Then the aircraft slowed down, and the time had come. The hatch opened and the girl in front of me was gone, falling to the ground. My turn next. No time to think, do what they say, feet out and crossed behind the plane, lean back, look at the camera. Jump.
OH SHIT! My genuine first thought, as the unnatural feeling of weightlessness takes hold. We roll over, and I look up at the clear blue sky and the underbelly of the plane flying off.
Now the weightlessness disappears, and all you can feel is the rush of air against you, getting stronger and stronger as you accelerate up to 120mph. But as you’re falling you have time to think, to notice that the cloud is getting closer, to think about your breathing as the wind tries to take your breath away. And to think, this is amazing, this is magnificent. I was breathless and awestruck.
I put my arms out and felt the air fly past me, and then we hit the cloud, and we’re falling through fog. The moisture gathers on my face, and it’s refreshing. Then the parachute is deployed, a sharp halt and I switch from a falling to a standing position. I watch as my cameraman disappears into the fog beneath me, like some weird scene in The Neverending Story. And all is quiet again, the rushing wind stops and the fog clears.
I look up and see the blue parachute above me. I look down, I see my feet, my familiar Converse shoes, and then a field, a long long way down. I am floating in the sky, it is silent, and wonderful. Except perhaps for the tightness across my chest.
The silence was unexpected, the guy on my back points out the sights as we descend. Great Yarmouth, Norwich, the sea, and so on.
Then, unexpectedly, it’s my turn to control. I put my hands in the yellow parachute chords and my instructor tells me what to do. Pull your right arm down, I do, and we swing downwards to the right, I lift up, and we stop. So responsive. Then the left arm, and we turn to the left, the more I pull down the sharper we turn. Then round and round and round, and now I’m just queasy from the dizziness.

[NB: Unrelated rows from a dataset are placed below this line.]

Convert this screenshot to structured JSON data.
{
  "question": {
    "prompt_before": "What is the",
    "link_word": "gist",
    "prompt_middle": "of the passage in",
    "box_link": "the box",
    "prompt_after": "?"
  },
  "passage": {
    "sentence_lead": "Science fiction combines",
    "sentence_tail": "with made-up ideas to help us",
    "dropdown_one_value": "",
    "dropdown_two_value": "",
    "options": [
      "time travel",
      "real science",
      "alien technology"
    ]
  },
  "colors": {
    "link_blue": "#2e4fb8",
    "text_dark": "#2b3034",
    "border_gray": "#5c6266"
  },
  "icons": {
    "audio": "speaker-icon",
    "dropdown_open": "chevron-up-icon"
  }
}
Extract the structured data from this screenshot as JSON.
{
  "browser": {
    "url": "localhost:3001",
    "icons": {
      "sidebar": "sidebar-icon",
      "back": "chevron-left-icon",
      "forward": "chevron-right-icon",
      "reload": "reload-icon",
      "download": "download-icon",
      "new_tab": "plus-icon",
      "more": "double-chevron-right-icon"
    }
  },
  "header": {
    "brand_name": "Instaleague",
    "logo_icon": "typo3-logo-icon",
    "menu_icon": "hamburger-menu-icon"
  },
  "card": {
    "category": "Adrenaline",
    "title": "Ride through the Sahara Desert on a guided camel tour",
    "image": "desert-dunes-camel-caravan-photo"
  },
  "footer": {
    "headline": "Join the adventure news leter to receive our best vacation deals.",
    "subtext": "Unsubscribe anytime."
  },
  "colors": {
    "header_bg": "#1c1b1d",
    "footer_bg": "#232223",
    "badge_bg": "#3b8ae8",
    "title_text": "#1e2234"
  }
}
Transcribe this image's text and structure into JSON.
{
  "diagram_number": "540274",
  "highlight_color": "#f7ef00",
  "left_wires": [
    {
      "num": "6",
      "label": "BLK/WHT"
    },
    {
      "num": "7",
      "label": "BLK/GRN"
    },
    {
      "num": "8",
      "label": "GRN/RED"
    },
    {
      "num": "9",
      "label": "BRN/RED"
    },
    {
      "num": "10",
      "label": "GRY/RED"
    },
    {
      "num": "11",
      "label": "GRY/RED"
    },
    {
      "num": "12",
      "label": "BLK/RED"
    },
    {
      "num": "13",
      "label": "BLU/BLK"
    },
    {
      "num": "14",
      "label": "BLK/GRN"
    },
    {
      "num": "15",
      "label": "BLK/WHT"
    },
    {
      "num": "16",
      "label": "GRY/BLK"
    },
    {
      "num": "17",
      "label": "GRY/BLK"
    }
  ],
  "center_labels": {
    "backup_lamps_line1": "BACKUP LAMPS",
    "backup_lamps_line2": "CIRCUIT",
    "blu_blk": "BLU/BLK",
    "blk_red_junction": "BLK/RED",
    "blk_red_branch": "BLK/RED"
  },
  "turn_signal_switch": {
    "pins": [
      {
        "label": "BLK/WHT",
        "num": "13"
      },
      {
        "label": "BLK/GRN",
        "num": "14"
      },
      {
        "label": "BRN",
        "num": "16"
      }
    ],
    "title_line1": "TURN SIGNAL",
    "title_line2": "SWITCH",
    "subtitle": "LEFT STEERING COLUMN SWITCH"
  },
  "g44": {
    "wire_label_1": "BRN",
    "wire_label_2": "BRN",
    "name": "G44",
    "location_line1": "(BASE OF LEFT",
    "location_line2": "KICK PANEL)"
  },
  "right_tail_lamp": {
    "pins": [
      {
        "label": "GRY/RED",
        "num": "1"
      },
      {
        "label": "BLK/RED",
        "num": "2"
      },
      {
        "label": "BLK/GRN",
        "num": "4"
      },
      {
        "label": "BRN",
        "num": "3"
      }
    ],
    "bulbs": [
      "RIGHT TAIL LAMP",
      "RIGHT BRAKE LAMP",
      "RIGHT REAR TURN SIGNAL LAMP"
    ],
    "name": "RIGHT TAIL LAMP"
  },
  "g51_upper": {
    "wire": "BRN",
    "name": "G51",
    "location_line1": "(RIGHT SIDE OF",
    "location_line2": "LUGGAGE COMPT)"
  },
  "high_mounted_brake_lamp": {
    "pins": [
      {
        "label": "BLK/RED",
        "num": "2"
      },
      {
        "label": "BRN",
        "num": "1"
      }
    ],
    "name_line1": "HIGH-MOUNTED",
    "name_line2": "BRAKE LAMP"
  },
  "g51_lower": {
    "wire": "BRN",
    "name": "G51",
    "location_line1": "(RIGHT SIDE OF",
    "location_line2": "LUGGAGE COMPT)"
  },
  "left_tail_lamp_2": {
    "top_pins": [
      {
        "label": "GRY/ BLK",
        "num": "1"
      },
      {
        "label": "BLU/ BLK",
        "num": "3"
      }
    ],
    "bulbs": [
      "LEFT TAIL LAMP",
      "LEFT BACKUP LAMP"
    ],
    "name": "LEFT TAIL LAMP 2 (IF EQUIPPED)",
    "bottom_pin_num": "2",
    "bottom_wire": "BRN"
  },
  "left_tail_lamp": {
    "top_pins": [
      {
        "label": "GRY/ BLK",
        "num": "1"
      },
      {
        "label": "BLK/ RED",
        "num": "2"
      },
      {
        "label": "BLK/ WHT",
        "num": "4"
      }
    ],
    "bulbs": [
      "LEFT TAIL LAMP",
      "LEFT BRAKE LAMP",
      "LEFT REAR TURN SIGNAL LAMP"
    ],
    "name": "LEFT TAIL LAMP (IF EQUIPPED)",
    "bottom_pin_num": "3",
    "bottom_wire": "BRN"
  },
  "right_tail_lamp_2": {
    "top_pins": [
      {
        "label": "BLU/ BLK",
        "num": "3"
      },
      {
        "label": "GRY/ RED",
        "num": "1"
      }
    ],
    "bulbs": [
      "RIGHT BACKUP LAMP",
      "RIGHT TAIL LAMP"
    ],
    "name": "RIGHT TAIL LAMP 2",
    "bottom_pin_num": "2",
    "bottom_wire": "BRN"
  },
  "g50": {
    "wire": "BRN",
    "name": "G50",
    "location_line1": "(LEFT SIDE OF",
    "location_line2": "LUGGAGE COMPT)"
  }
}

Beneath me I see the plane landing, and the landing zone. I relinquish control and we come in for our landing, legs up, legs up, and down, bums skidding across the grass, back on solid ground. With an ear to ear grin, I shake the guys hand and sit back to watch Marek and Linda landing behind me.
Woooo! Wow. Wow. How incredibly amazing was that? I celebrated with a victory croissant and we drove into Beccles for some lunch.
The fluffy white clouds cleared, and for the rest of the day we sat on the beautiful sandy Lowestoft beach. The English summer had finally arrived, and what a way to celebrate it. After some paddling, resting on the sand, a discussion about the best sand castle technique and some ice cream and Dr Pepper, we headed home.
The long drive south went faster this time. Over the QEII bridge at Dartford, the London skyline looked fabulous against the setting sun. We finished up with A Bob Dylan album, and we parted ways at Gatwick.
Would I do it again? Of course! But we may wait for Google Glass first.